This “unwrap” then “wrap” process is not perfect and can lead to some strange translations, but it’s better than the alternative of just translating single lines.

Training Process

I started with a pre-trained a T5 base model from Hugging Face and fine-tuned it on my dataset. This model has 220 million parameters and is capable of translating sequences of up to 512 tokens.

I trained it on a dataset of 210,247 translation examples for 30 epochs. It took about 48 hours on my RTX3090.

While starting with a pre-trained model saves me a lot of compute time, it has drawbacks. The pre-trained model was trained to translate from English to French or German. Ideally, I would have a model that was pre-trained to translate to English.

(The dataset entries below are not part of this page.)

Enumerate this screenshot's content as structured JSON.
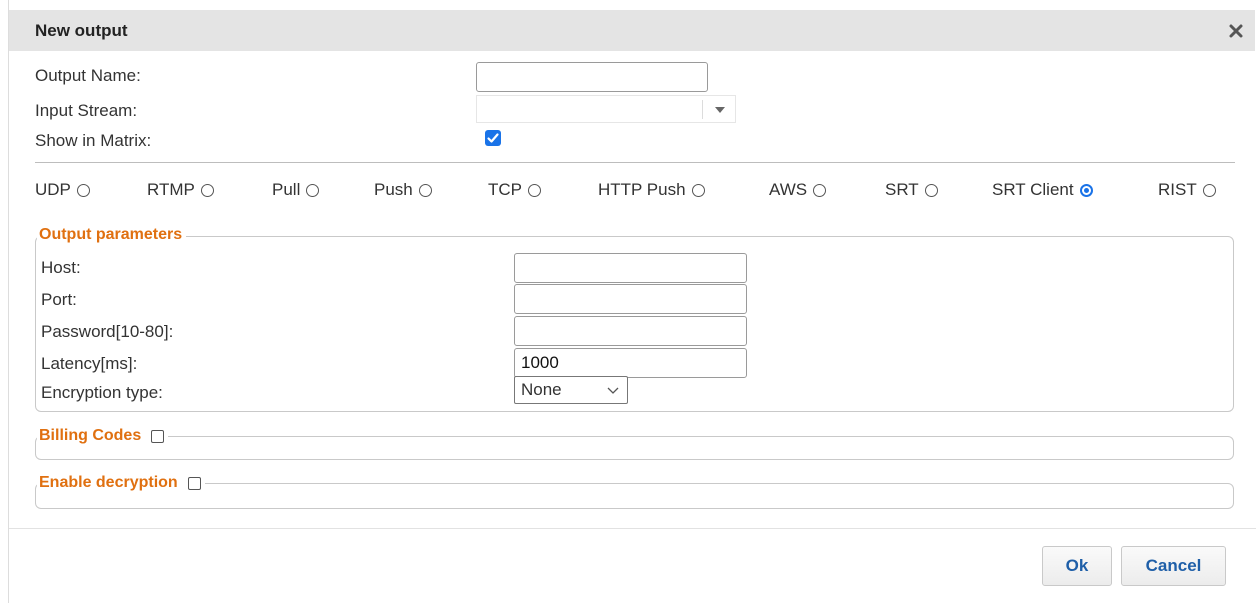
{
  "dialog": {
    "title": "New output",
    "close_icon": "close-icon"
  },
  "form": {
    "output_name_label": "Output Name:",
    "output_name_value": "",
    "input_stream_label": "Input Stream:",
    "input_stream_value": "",
    "show_in_matrix_label": "Show in Matrix:",
    "show_in_matrix_checked": true
  },
  "protocols": [
    {
      "label": "UDP",
      "selected": false
    },
    {
      "label": "RTMP",
      "selected": false
    },
    {
      "label": "Pull",
      "selected": false
    },
    {
      "label": "Push",
      "selected": false
    },
    {
      "label": "TCP",
      "selected": false
    },
    {
      "label": "HTTP Push",
      "selected": false
    },
    {
      "label": "AWS",
      "selected": false
    },
    {
      "label": "SRT",
      "selected": false
    },
    {
      "label": "SRT Client",
      "selected": true
    },
    {
      "label": "RIST",
      "selected": false
    }
  ],
  "output_parameters": {
    "legend": "Output parameters",
    "host_label": "Host:",
    "host_value": "",
    "port_label": "Port:",
    "port_value": "",
    "password_label": "Password[10-80]:",
    "password_value": "",
    "latency_label": "Latency[ms]:",
    "latency_value": "1000",
    "encryption_label": "Encryption type:",
    "encryption_value": "None"
  },
  "billing": {
    "legend": "Billing Codes",
    "checked": false
  },
  "decryption": {
    "legend": "Enable decryption",
    "checked": false
  },
  "buttons": {
    "ok": "Ok",
    "cancel": "Cancel"
  },
  "colors": {
    "accent": "#1a73e8",
    "legend": "#e07010",
    "button_text": "#1f5fa8",
    "titlebar": "#e4e4e4"
  }
}
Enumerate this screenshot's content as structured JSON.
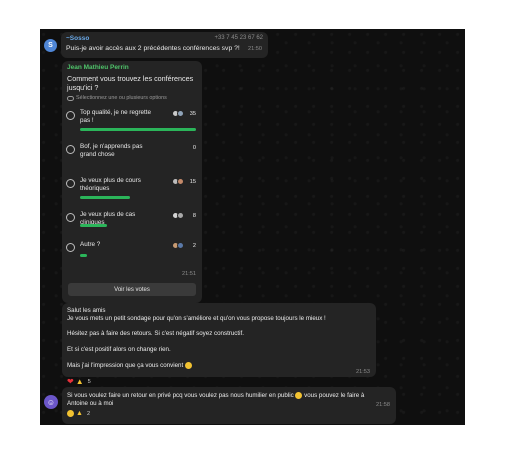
{
  "colors": {
    "background": "#0f0f0f",
    "bubble": "#242424",
    "poll_fill": "#2bb55a",
    "sender_name": "#6aa9e8",
    "poll_author": "#4fc36a"
  },
  "message1": {
    "avatar_letter": "S",
    "sender": "~Sosso",
    "phone": "+33 7 45 23 67 62",
    "text": "Puis-je avoir accès aux 2 précédentes conférences svp ?!",
    "time": "21:50"
  },
  "poll": {
    "author": "Jean Mathieu Perrin",
    "question": "Comment vous trouvez les conférences jusqu'ici ?",
    "hint": "Sélectionnez une ou plusieurs options",
    "options": [
      {
        "label": "Top qualité, je ne regrette pas !",
        "count": "35",
        "percent": 100
      },
      {
        "label": "Bof, je n'apprends pas grand chose",
        "count": "0",
        "percent": 0
      },
      {
        "label": "Je veux plus de cours théoriques",
        "count": "15",
        "percent": 43
      },
      {
        "label": "Je veux plus de cas cliniques",
        "count": "8",
        "percent": 23
      },
      {
        "label": "Autre ?",
        "count": "2",
        "percent": 6
      }
    ],
    "time": "21:51",
    "votes_button": "Voir les votes"
  },
  "message3": {
    "lines": [
      "Salut les amis",
      "Je vous mets un petit sondage pour qu'on s'améliore et qu'on vous propose toujours le mieux !",
      "Hésitez pas à faire des retours. Si c'est négatif soyez constructif.",
      "Et si c'est positif alors on change rien.",
      "Mais j'ai l'impression que ça vous convient"
    ],
    "time": "21:53",
    "reactions": {
      "emojis": [
        "red-heart",
        "thumbs-up"
      ],
      "count": "5"
    }
  },
  "message4": {
    "text": "Si vous voulez faire un retour en privé pcq vous voulez pas nous humilier en public",
    "text2": "vous pouvez le faire à Antoine ou à moi",
    "time": "21:58",
    "reactions": {
      "emojis": [
        "grinning-face",
        "folded-hands"
      ],
      "count": "2"
    }
  }
}
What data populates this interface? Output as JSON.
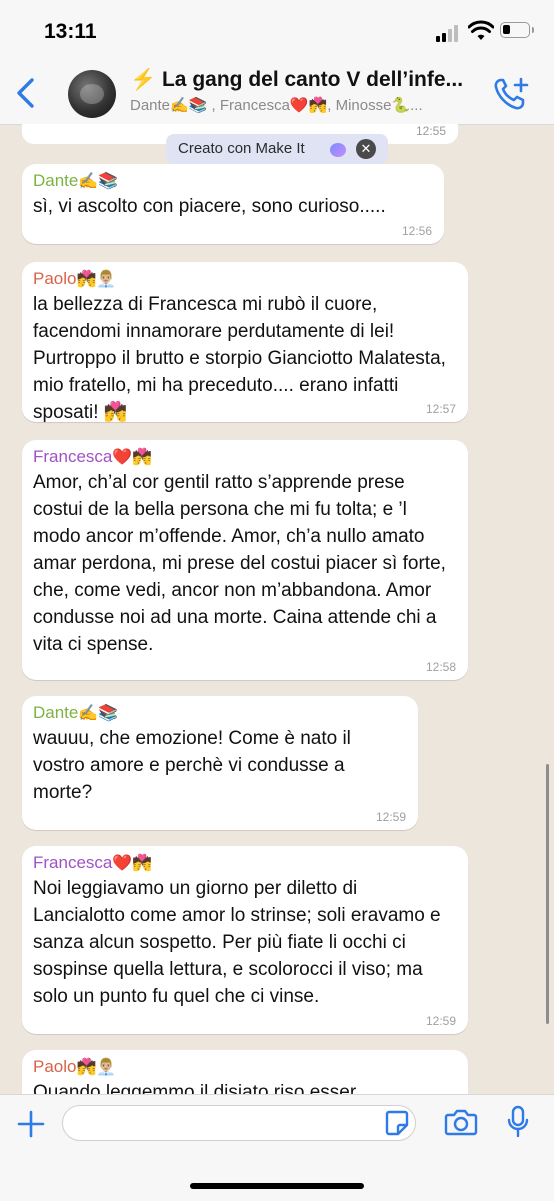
{
  "status": {
    "time": "13:11"
  },
  "header": {
    "title": "⚡ La gang del canto V dell’infe...",
    "subtitle": "Dante✍️📚 , Francesca❤️💏, Minosse🐍..."
  },
  "chat": {
    "top_partial_time": "12:55",
    "banner": {
      "label": "Creato con Make It"
    },
    "messages": [
      {
        "sender": "Dante",
        "sender_emoji": "✍️📚",
        "sender_color": "#7cb342",
        "text": "sì, vi ascolto con piacere, sono curioso.....",
        "time": "12:56"
      },
      {
        "sender": "Paolo",
        "sender_emoji": "💏👨🏼‍💼",
        "sender_color": "#d9634a",
        "text": "la bellezza di Francesca mi rubò il cuore, facendomi innamorare perdutamente di lei! Purtroppo il brutto e storpio Gianciotto Malatesta, mio fratello, mi ha preceduto.... erano infatti sposati! 💏",
        "time": "12:57"
      },
      {
        "sender": "Francesca",
        "sender_emoji": "❤️💏",
        "sender_color": "#a052c4",
        "text": "Amor, ch’al cor gentil ratto s’apprende prese costui de la bella persona che mi fu tolta; e ’l modo ancor m’offende. Amor, ch’a nullo amato amar perdona, mi prese del costui piacer sì forte, che, come vedi, ancor non m’abbandona. Amor condusse noi ad una morte. Caina attende chi a vita ci spense.",
        "time": "12:58"
      },
      {
        "sender": "Dante",
        "sender_emoji": "✍️📚",
        "sender_color": "#7cb342",
        "text": "wauuu, che emozione! Come è nato il vostro amore e perchè vi condusse a morte?",
        "time": "12:59"
      },
      {
        "sender": "Francesca",
        "sender_emoji": "❤️💏",
        "sender_color": "#a052c4",
        "text": "Noi leggiavamo un giorno per diletto di Lancialotto come amor lo strinse; soli eravamo e sanza alcun sospetto. Per più fiate li occhi ci sospinse quella lettura, e scolorocci il viso; ma solo un punto fu quel che ci vinse.",
        "time": "12:59"
      },
      {
        "sender": "Paolo",
        "sender_emoji": "💏👨🏼‍💼",
        "sender_color": "#d9634a",
        "text": "Quando leggemmo il disiato riso esser",
        "time": ""
      }
    ]
  },
  "composer": {
    "placeholder": ""
  }
}
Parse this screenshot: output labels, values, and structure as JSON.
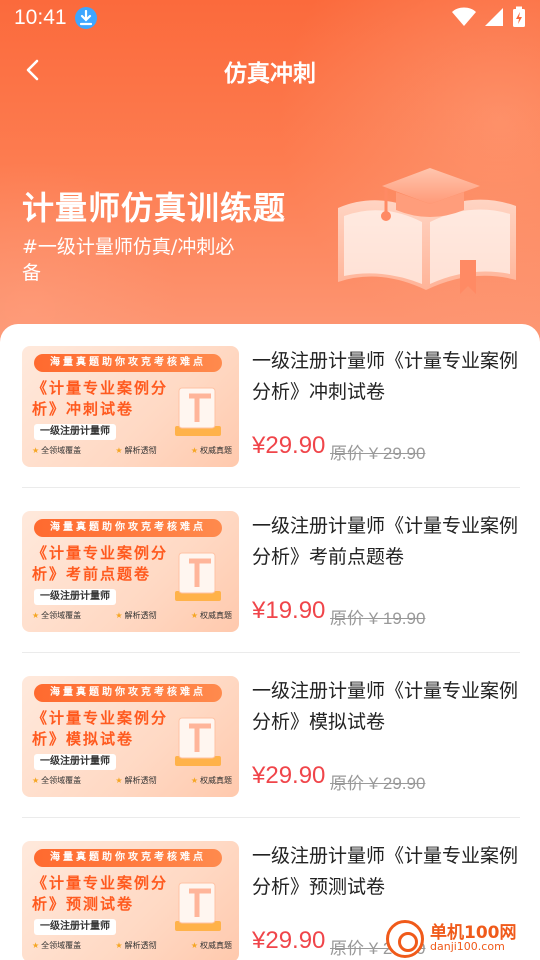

Also, I used its default tokenizer which does not support all the characters I need and performs poorly on the transliterated cuneiform.

Learning Sumerian and Akkadian Simultaneously

Since my datasets are small in size, I decided to combine learning Sumerian and Akkadian simultaneously. This has the benefit of increasing the training size and exposing the network to more cuneiform symbols. Interestingly, Akkadian often uses some Sumerian intermixed with its own language so it’s not a bad idea to train on both.

Bidirectional Translation

The network was having a hard time converging on a good solution. It would train well enough for many epochs, and then it would fall apart.

I found a regularization strategy that helped a lot. I would train it to also translate from English to Sumerian and Akkadian. Doing this helped the network to always converge. I assume this is an affect of using the pre-trained network.

While translating from English to Akkadian or Sumerian is not a useful task, it is a “fun party trick” as my friend put it.

Future Work

I want to continue to improve the translations and hope to take these steps in the future:

  1. Fine-tune the model for specific translation tasks like Akkadian to English.
  2. Pre-train a new model from scratch using a better tokenizer.
  3. Train a larger model like T5 large.
  4. Add more training data.


I hope you enjoyed this deep dive into neural networks and ancient languages.

When I started this project, I had no idea whether it would work or not. I was delighted that it did, and I am extremely delighted to be able to introduce the AICC to the world. Now amateur Assyriologists like myself can read and read to their heart’s content.

Side note: If you are an academic and would like to collaborate on this project, please reach out to me by filing issues on GitHub. I have a million questions about cuneiform that I would love to ask you.